*** Input material ***

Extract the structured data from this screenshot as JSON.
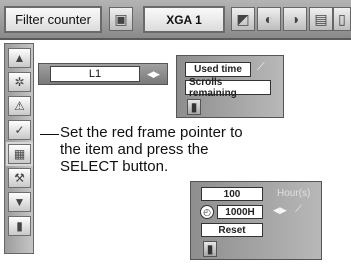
{
  "toolbar": {
    "title": "Filter counter",
    "mode": "XGA 1",
    "icons": [
      "input-icon",
      "screen-icon",
      "image-select-icon",
      "image-adjust-icon",
      "setting-icon",
      "info-icon",
      "pc-adjust-icon"
    ]
  },
  "sidebar": {
    "items": [
      {
        "icon": "triangle-up-icon",
        "glyph": "▲"
      },
      {
        "icon": "fan-icon",
        "glyph": "✲"
      },
      {
        "icon": "warning-icon",
        "glyph": "⚠"
      },
      {
        "icon": "check-icon",
        "glyph": "✓"
      },
      {
        "icon": "filter-icon",
        "glyph": "▦"
      },
      {
        "icon": "wrench-icon",
        "glyph": "⚒"
      },
      {
        "icon": "triangle-down-icon",
        "glyph": "▼"
      },
      {
        "icon": "exit-icon",
        "glyph": "▮"
      }
    ]
  },
  "l1_row": {
    "value": "L1",
    "arrows": "◀▶"
  },
  "filter_panel": {
    "used_time_label": "Used time",
    "used_time_arrow": "⟋",
    "scrolls_label": "Scrolls remaining"
  },
  "instruction": {
    "text": "Set the red frame pointer to the item and press the SELECT button."
  },
  "timer_panel": {
    "hours_value": "100",
    "hours_unit": "Hour(s)",
    "timer_value": "1000H",
    "timer_arrows": "◀▶",
    "timer_dash": "⟋",
    "reset_label": "Reset"
  },
  "colors": {
    "toolbar": "#9c9c9c",
    "panel": "#a0a0a0",
    "field": "#ffffff"
  }
}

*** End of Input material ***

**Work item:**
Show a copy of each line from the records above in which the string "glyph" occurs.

**Answer below:**
        "glyph": "▲"
        "glyph": "✲"
        "glyph": "⚠"
        "glyph": "✓"
        "glyph": "▦"
        "glyph": "⚒"
        "glyph": "▼"
        "glyph": "▮"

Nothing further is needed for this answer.